So what are they?

Earlier in this post, I used a form of words that might have seemed a bit odd.  I said “…several games of the kind we’d play at MAB”.  Not very clear, is it, unless you already know what kind of games we tend to play?  When I was putting together the MAB website, one of the key aims was to encourage people who didn’t know about “games of the kind we’d play” to find out more, and maybe come down and join us.   But I really struggled with how to explain what these games are to someone unfamiliar with them, because I felt that there isn’t a well-known and clear-cut title that would neatly describe to an outsider the typical game we play.  Now, that, perhaps, in itself raises another issue, because what is the “typical game”?   We’ll actually play pretty much anything – as anyone who had watched us growling and ka-booming our way through Roar-a-Saurus recently could attest.    However, I think it’s fair to say that we do have a sort of core style of game that we play…I just don’t really know what it’s called.

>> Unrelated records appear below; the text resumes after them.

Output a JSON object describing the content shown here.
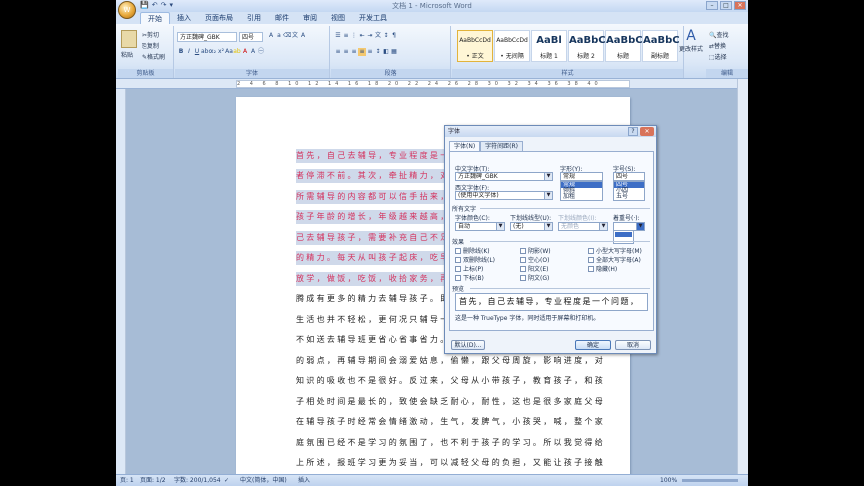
{
  "window": {
    "title": "文档 1 - Microsoft Word"
  },
  "quick_access": [
    "💾",
    "↶",
    "↷",
    "▾"
  ],
  "tabs": [
    "开始",
    "插入",
    "页面布局",
    "引用",
    "邮件",
    "审阅",
    "视图",
    "开发工具"
  ],
  "ribbon": {
    "clipboard": {
      "paste": "粘贴",
      "cut": "剪切",
      "copy": "复制",
      "format_painter": "格式刷",
      "label": "剪贴板"
    },
    "font": {
      "name": "方正魏碑_GBK",
      "size": "四号",
      "label": "字体"
    },
    "paragraph": {
      "label": "段落"
    },
    "styles": {
      "label": "样式",
      "items": [
        {
          "preview": "AaBbCcDd",
          "name": "• 正文"
        },
        {
          "preview": "AaBbCcDd",
          "name": "• 无间隔"
        },
        {
          "preview": "AaBl",
          "name": "标题 1"
        },
        {
          "preview": "AaBbC",
          "name": "标题 2"
        },
        {
          "preview": "AaBbC",
          "name": "标题"
        },
        {
          "preview": "AaBbC",
          "name": "副标题"
        }
      ],
      "change_styles": "更改样式"
    },
    "editing": {
      "find": "查找",
      "replace": "替换",
      "select": "选择",
      "label": "编辑"
    }
  },
  "document": {
    "lines": [
      {
        "text": "首先，自己去辅导，专业程度是一个",
        "highlighted": true
      },
      {
        "text": "者停滞不前。其次，牵扯精力，对于",
        "highlighted": true
      },
      {
        "text": "所需辅导的内容都可以信手拈来，不",
        "highlighted": true
      },
      {
        "text": "孩子年龄的增长，年级越来越高，知",
        "highlighted": true
      },
      {
        "text": "己去辅导孩子，需要补充自己不足部",
        "highlighted": true
      },
      {
        "text": "的精力。每天从叫孩子起床，吃早餐",
        "highlighted": true
      },
      {
        "text": "放学，做饭，吃饭，收拾家务，再辅",
        "highlighted": true
      },
      {
        "text": "腾成有更多的精力去辅导孩子。即使",
        "highlighted": false
      },
      {
        "text": "生活也并不轻松，更何况只辅导一个",
        "highlighted": false
      },
      {
        "text": "不如送去辅导班更省心省事省力。再",
        "highlighted": false
      },
      {
        "text": "的弱点，再辅导期间会溺爱姑息，偷懒，跟父母周旋，影响进度，对",
        "highlighted": false
      },
      {
        "text": "知识的吸收也不是很好。反过来，父母从小带孩子，教育孩子，和孩",
        "highlighted": false
      },
      {
        "text": "子相处时间是最长的，致使会缺乏耐心，耐性，这也是很多家庭父母",
        "highlighted": false
      },
      {
        "text": "在辅导孩子时经常会情绪激动，生气，发脾气，小孩哭，喊，整个家",
        "highlighted": false
      },
      {
        "text": "庭氛围已经不是学习的氛围了，也不利于孩子的学习。所以我觉得给",
        "highlighted": false
      },
      {
        "text": "上所述，报班学习更为妥当，可以减轻父母的负担，又能让孩子接触",
        "highlighted": false
      }
    ]
  },
  "status_bar": {
    "page": "页: 1",
    "pages": "页面: 1/2",
    "words": "字数: 200/1,054",
    "lang": "中文(简体，中国)",
    "mode": "插入",
    "zoom": "100%"
  },
  "dialog": {
    "title": "字体",
    "help": "?",
    "close": "✕",
    "tabs": [
      "字体(N)",
      "字符间距(R)"
    ],
    "cn_font_label": "中文字体(T):",
    "cn_font_value": "方正魏碑_GBK",
    "west_font_label": "西文字体(F):",
    "west_font_value": "(使用中文字体)",
    "style_label": "字形(Y):",
    "style_value": "常规",
    "style_options": [
      "常规",
      "倾斜",
      "加粗"
    ],
    "size_label": "字号(S):",
    "size_value": "四号",
    "size_options": [
      "四号",
      "小四",
      "五号"
    ],
    "all_text": "所有文字",
    "color_label": "字体颜色(C):",
    "color_value": "自动",
    "underline_label": "下划线线型(U):",
    "underline_value": "(无)",
    "underline_color_label": "下划线颜色(I):",
    "underline_color_value": "无颜色",
    "emphasis_label": "着重号(·):",
    "effects_label": "效果",
    "effects_col1": [
      "删除线(K)",
      "双删除线(L)",
      "上标(P)",
      "下标(B)"
    ],
    "effects_col2": [
      "阴影(W)",
      "空心(O)",
      "阳文(E)",
      "阴文(G)"
    ],
    "effects_col3": [
      "小型大写字母(M)",
      "全部大写字母(A)",
      "隐藏(H)"
    ],
    "preview_label": "预览",
    "preview_text": "首先，自己去辅导，专业程度是一个问题，",
    "note": "这是一种 TrueType 字体，同时适用于屏幕和打印机。",
    "default_btn": "默认(D)...",
    "ok_btn": "确定",
    "cancel_btn": "取消"
  }
}
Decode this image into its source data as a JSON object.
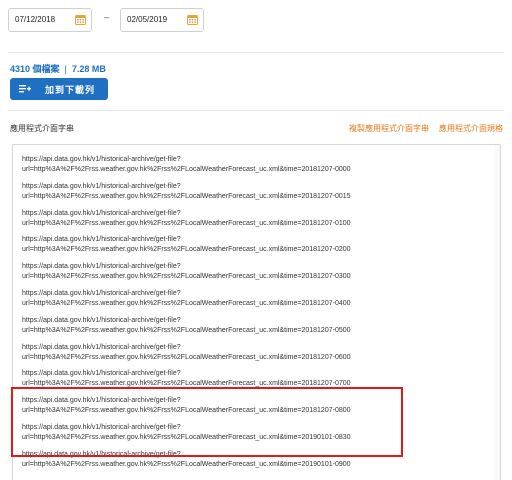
{
  "date_range": {
    "from": "07/12/2018",
    "to": "02/05/2019",
    "separator": "–"
  },
  "stats": {
    "files": "4310 個檔案",
    "size": "7.28 MB",
    "separator": "|"
  },
  "add_button": {
    "label": "加到下載列",
    "icon": "download-queue-icon"
  },
  "api_section": {
    "title": "應用程式介面字串",
    "copy_link": "複製應用程式介面字串",
    "spec_link": "應用程式介面規格"
  },
  "api_urls": [
    {
      "line1": "https://api.data.gov.hk/v1/historical-archive/get-file?",
      "line2": "url=http%3A%2F%2Frss.weather.gov.hk%2Frss%2FLocalWeatherForecast_uc.xml&time=20181207-0000"
    },
    {
      "line1": "https://api.data.gov.hk/v1/historical-archive/get-file?",
      "line2": "url=http%3A%2F%2Frss.weather.gov.hk%2Frss%2FLocalWeatherForecast_uc.xml&time=20181207-0015"
    },
    {
      "line1": "https://api.data.gov.hk/v1/historical-archive/get-file?",
      "line2": "url=http%3A%2F%2Frss.weather.gov.hk%2Frss%2FLocalWeatherForecast_uc.xml&time=20181207-0100"
    },
    {
      "line1": "https://api.data.gov.hk/v1/historical-archive/get-file?",
      "line2": "url=http%3A%2F%2Frss.weather.gov.hk%2Frss%2FLocalWeatherForecast_uc.xml&time=20181207-0200"
    },
    {
      "line1": "https://api.data.gov.hk/v1/historical-archive/get-file?",
      "line2": "url=http%3A%2F%2Frss.weather.gov.hk%2Frss%2FLocalWeatherForecast_uc.xml&time=20181207-0300"
    },
    {
      "line1": "https://api.data.gov.hk/v1/historical-archive/get-file?",
      "line2": "url=http%3A%2F%2Frss.weather.gov.hk%2Frss%2FLocalWeatherForecast_uc.xml&time=20181207-0400"
    },
    {
      "line1": "https://api.data.gov.hk/v1/historical-archive/get-file?",
      "line2": "url=http%3A%2F%2Frss.weather.gov.hk%2Frss%2FLocalWeatherForecast_uc.xml&time=20181207-0500"
    },
    {
      "line1": "https://api.data.gov.hk/v1/historical-archive/get-file?",
      "line2": "url=http%3A%2F%2Frss.weather.gov.hk%2Frss%2FLocalWeatherForecast_uc.xml&time=20181207-0600"
    },
    {
      "line1": "https://api.data.gov.hk/v1/historical-archive/get-file?",
      "line2": "url=http%3A%2F%2Frss.weather.gov.hk%2Frss%2FLocalWeatherForecast_uc.xml&time=20181207-0700"
    },
    {
      "line1": "https://api.data.gov.hk/v1/historical-archive/get-file?",
      "line2": "url=http%3A%2F%2Frss.weather.gov.hk%2Frss%2FLocalWeatherForecast_uc.xml&time=20181207-0800"
    },
    {
      "line1": "https://api.data.gov.hk/v1/historical-archive/get-file?",
      "line2": "url=http%3A%2F%2Frss.weather.gov.hk%2Frss%2FLocalWeatherForecast_uc.xml&time=20190101-0830"
    },
    {
      "line1": "https://api.data.gov.hk/v1/historical-archive/get-file?",
      "line2": "url=http%3A%2F%2Frss.weather.gov.hk%2Frss%2FLocalWeatherForecast_uc.xml&time=20190101-0900"
    }
  ],
  "colors": {
    "accent_blue": "#1f6fc3",
    "link_orange": "#e37a1b",
    "highlight_red": "#e01a1a",
    "calendar_icon": "#e8a33d"
  },
  "icons": {
    "calendar": "calendar-icon"
  }
}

I’m not the only person to struggle with this, which I allude to on the “New to Modern Board Games” page, here on the website.   “Board games”, “Tabletop games”, “Strategy games”, “Eurogames”, “Thematic games”, “Hobby games”: they’re all names that are tried, but none seem  to properly articulate the reality – there’s objections, greater and lesser, to all of them.  The Wikipedia page calls them “German-style games”, an epithet I think is long overdue a review.  I went with “Eurogames” for the site, but I grow increasingly concerned that this name sounds…well…a bit weird to the non-initiated.

But does it really matter?  Well, yes, I would say it kind of does.  Precision in language is very important to people, and the shades of meaning conveyed by subtleties in definitions can make big practical differences.   Say “Board Game” and most people say “Oh, like Scrabble/Monopoly/Cluedo?”.   Say “Strategy Game” and many people think of chess, or maybe wargames.   I chose “Eurogames” because a) many people who like these games do know what it means and b)  I thought it sounded intriguing enough for those that don’t to check out the page…but you couldn’t really work out what was meant just from the name.   I think that to get more people interested (i.e. get more opponents, so I can play more games!), we need to have a way of making a differentiation from the tired, tedious old standbys like Monopoly, et al., that - anecdotally, at least - have put so many people off board games for life.

Perhaps it’s just a question of a lack of present consensus.  Language is consensual:  in order to communicate we need a shared lexicon, and definitions for things rise, fall, and even change utterly, over time.   Perhaps, on the inevitable day when board games take over from all other forms of entertainment, and we rule the planet…ahem, sorry, I mean, when board games get a bit more cultural profile, then perhaps we’ll collectively converge on a term that will be as unambiguous a descriptor as “football”.  No, wait, the Americans call their version of Rugby “football”, don’t they?   Oh, you get what I mean!

As I wrote this post, it occurred to me that, actually, the one I might start using more is “Tabletop games”.   I know it’s also used to describe things like RPGs, but right now it’s got one significant advantage in my mind:  Wil Wheaton’s “Tabletop” web show (which, if you’ve not seen it, I would suggest you check out).   If I say “Tabletop games”, and someone says “What’s that?”, I can point them at the show.   But then…”Tabletop games” also covers things like Monopoly and Cluedo, the very things I was just railing against.

Ah…I give up.  

So…what do YOU call them?